The Yen was mostly stable against the dollar on Wednesday. The USD/JPY pair traded sideways, fluctuating around the 138.6 level, after peaking earlier in the week and hitting 139. If the USD/JPY declines support might be found at 134.2. If the pair climbs it may find resistance near 139.4 and further up at the 1998 high of 147.7.
Risk sentiment has soured on increased Fed rate hike expectations in the past couple of weeks. US Fed officials are displaying an aggressively hawkish stance. Increased odds of a steep rate hike in September are propping up the dollar and pushing competing currencies, such as the Yen, down.
Several economic activity indicators were released on Wednesday for Japan and were overall higher than expected, providing support for the Yen. Retail sales went up to 2.4% from 1.5% last month, while Consumer Confidence increased to 32.05 from 30.2 last month, indicating that Japan’s economic outlook is positive.
Inflationary pressures are increasing in Japan, mainly due to the high cost of imported energy. The combination of a weak currency, low wages, and rising inflation is burdening Japanese households.
The recent drop in fuel prices, however, is providing some support for the Yen. Japan is a net energy importer and the reduction in energy costs is providing some relief to the economy.
The BOJ maintains its ultra-easy monetary policy, keeping its main refinancing rate at -0.10%. Japan continues to pour money into the economy, while other countries are adopting a tighter fiscal policy.
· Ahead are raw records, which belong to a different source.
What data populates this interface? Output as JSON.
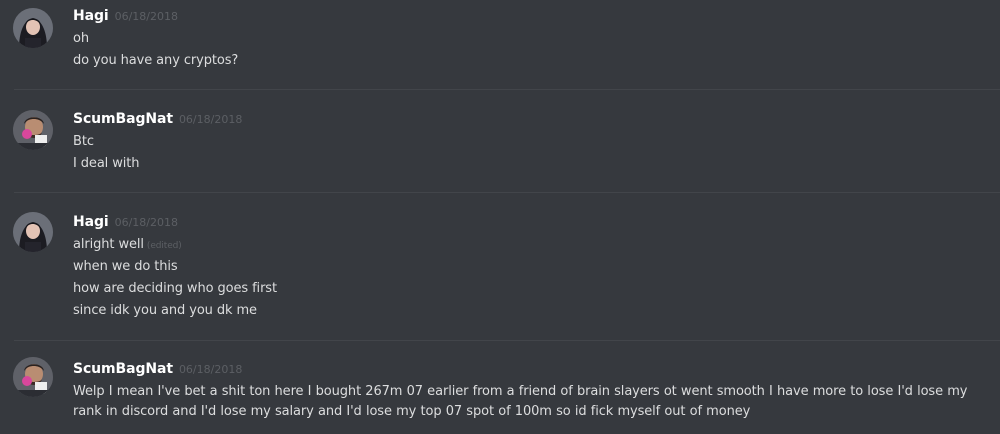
{
  "groups": [
    {
      "author": "Hagi",
      "timestamp": "06/18/2018",
      "avatar_icon": "hagi-avatar",
      "messages": [
        {
          "text": "oh"
        },
        {
          "text": "do you have any cryptos?"
        }
      ]
    },
    {
      "author": "ScumBagNat",
      "timestamp": "06/18/2018",
      "avatar_icon": "scumbagnat-avatar",
      "messages": [
        {
          "text": "Btc"
        },
        {
          "text": "I deal with"
        }
      ]
    },
    {
      "author": "Hagi",
      "timestamp": "06/18/2018",
      "avatar_icon": "hagi-avatar",
      "messages": [
        {
          "text": "alright well",
          "edited": "(edited)"
        },
        {
          "text": "when we do this"
        },
        {
          "text": "how are deciding who goes first"
        },
        {
          "text": "since idk you and you dk me"
        }
      ]
    },
    {
      "author": "ScumBagNat",
      "timestamp": "06/18/2018",
      "avatar_icon": "scumbagnat-avatar",
      "messages": [
        {
          "text": "Welp I mean I've bet a shit ton here I bought 267m 07 earlier from a friend of brain slayers  ot went smooth I have more to lose I'd lose my rank in discord and I'd lose my salary and I'd lose my top 07 spot of 100m so id fick myself out of money"
        }
      ]
    }
  ],
  "colors": {
    "background": "#36393e",
    "divider": "#42454a",
    "username": "#ffffff",
    "message": "#dcddde",
    "timestamp": "#5c5f64"
  }
}
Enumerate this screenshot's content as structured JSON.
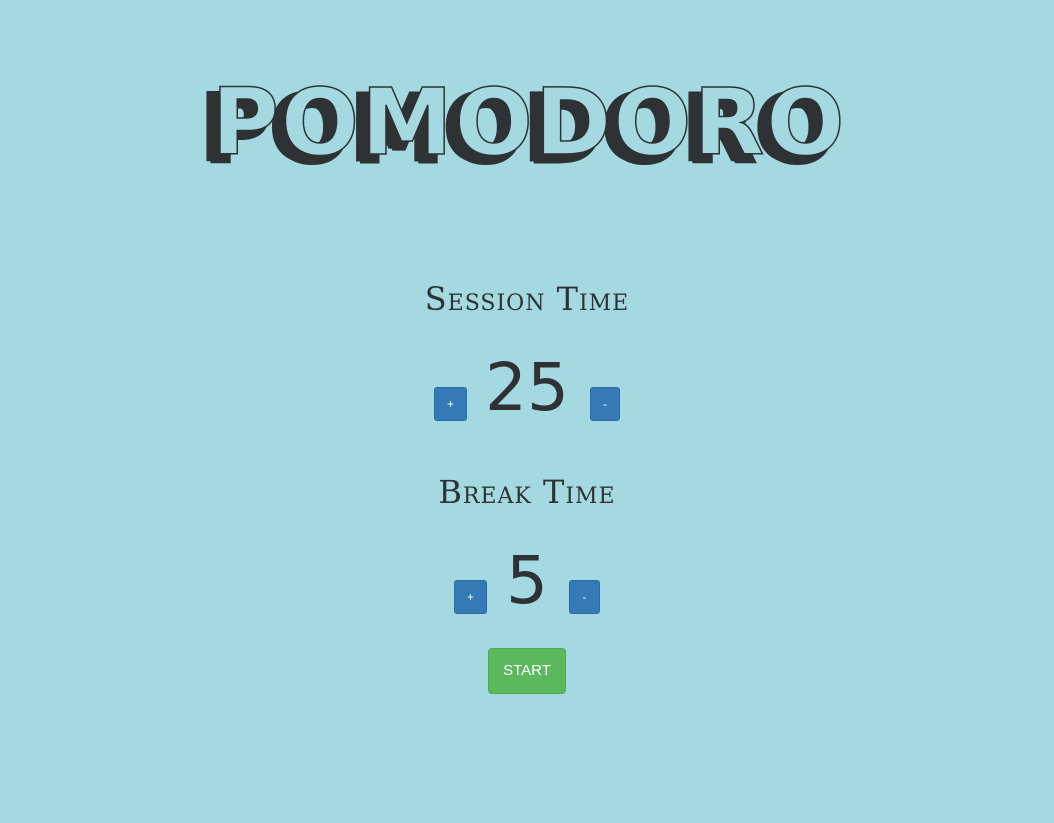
{
  "app": {
    "title": "POMODORO"
  },
  "session": {
    "label": "Session Time",
    "value": "25",
    "increment_label": "+",
    "decrement_label": "-"
  },
  "break": {
    "label": "Break Time",
    "value": "5",
    "increment_label": "+",
    "decrement_label": "-"
  },
  "controls": {
    "start_label": "START"
  },
  "colors": {
    "background": "#a4d9e2",
    "text": "#2f3235",
    "primary_button": "#337ab7",
    "start_button": "#5cb85c"
  }
}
The difference in interest rates with other major Central Banks puts the Yen at a disadvantage, driving its price down.
Several minor economic indicators are scheduled to be released on Thursday for Japan, such as Capital Spending, Final Manufacturing PMI, and 10-y Bond Auction, and may cause some volatility for the Yen.
The content provided in this material and/or any other material that this content is referred to, whether it comes from a third party or not, is for information purposes only and shall not be considered as a recommendation and/or investment advice and/or investment research and/or suggestions for performing any actions with financial products or instruments, or to participate in any particular trading strategy and cannot guarantee any profits. Past performance does not constitute a reliable indicator of future results. TopFX does not represent that the material provided here is accurate, current, or complete and therefore shouldn't be relied upon as such. This material does not take into account the reader's financial situation or investment objectives. We advise any readers of this content to seek their own advice. Without the approval of TopFX, no reproduction or redistribution of the information provided herein is permitted.
The website you are now viewing is operated by TopFX, a trade name of Fondex Limited, an entity which is regulated by the Financial Services Authority (FSA) of Seychelles with a Securities Dealer License No SD037 that is not established in the European Union or regulated by an EU National Competent Authority.
If you wish to proceed, please confirm that your decision will be at your own exclusive initiative and that no solicitation has been made by TopFX or any other entity within the Group.
These cookies fall under the following categories: essential, functional and marketing cookies. Marketing cookies may also include third-party cookies.